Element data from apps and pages
*****
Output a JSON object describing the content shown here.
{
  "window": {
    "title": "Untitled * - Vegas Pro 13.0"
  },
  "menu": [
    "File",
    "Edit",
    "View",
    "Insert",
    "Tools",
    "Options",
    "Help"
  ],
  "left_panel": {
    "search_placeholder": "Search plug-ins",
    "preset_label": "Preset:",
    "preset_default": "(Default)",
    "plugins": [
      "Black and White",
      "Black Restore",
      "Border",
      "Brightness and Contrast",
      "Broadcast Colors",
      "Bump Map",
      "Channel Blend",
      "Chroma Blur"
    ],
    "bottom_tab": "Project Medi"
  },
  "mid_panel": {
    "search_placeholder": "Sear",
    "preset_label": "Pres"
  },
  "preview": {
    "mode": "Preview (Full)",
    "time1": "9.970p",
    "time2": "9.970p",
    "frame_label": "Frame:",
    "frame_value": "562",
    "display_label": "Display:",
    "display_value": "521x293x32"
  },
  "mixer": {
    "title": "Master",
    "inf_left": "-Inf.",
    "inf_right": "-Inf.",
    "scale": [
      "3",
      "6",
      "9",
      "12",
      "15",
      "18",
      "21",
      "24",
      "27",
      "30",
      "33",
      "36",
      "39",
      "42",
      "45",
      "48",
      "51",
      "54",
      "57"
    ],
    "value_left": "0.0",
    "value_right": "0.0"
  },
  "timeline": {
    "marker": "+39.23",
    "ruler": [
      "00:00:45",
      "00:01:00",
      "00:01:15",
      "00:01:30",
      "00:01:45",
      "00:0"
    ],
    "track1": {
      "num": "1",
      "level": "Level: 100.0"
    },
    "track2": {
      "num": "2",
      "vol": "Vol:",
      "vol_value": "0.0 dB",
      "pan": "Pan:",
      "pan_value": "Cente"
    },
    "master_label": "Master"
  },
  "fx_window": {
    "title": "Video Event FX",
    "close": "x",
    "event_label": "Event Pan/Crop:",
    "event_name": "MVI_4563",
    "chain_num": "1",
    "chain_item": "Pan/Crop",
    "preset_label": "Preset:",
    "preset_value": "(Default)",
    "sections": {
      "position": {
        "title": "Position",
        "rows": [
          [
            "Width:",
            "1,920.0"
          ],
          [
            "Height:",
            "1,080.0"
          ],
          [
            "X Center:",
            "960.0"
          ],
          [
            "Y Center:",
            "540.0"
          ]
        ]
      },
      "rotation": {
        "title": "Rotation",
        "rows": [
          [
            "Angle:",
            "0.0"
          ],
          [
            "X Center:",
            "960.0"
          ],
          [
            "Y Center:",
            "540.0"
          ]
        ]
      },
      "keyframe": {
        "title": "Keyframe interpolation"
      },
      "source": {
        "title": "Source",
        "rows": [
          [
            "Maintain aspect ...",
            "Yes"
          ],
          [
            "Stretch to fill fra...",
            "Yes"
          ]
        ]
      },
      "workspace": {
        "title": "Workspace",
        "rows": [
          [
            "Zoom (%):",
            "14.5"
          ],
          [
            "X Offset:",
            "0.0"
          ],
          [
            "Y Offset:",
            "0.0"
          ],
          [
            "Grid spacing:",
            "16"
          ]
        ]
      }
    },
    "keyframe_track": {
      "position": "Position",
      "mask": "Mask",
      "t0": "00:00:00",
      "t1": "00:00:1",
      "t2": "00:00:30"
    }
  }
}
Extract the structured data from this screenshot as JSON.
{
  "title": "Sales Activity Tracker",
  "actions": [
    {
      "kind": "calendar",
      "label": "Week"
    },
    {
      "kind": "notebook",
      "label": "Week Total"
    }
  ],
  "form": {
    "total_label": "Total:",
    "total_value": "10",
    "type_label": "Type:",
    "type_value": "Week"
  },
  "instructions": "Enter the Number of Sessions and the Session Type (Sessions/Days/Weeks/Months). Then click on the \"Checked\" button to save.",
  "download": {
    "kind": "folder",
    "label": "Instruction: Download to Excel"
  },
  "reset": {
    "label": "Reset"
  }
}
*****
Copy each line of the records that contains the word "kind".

      "kind": "calendar",
      "kind": "notebook",
    "kind": "folder",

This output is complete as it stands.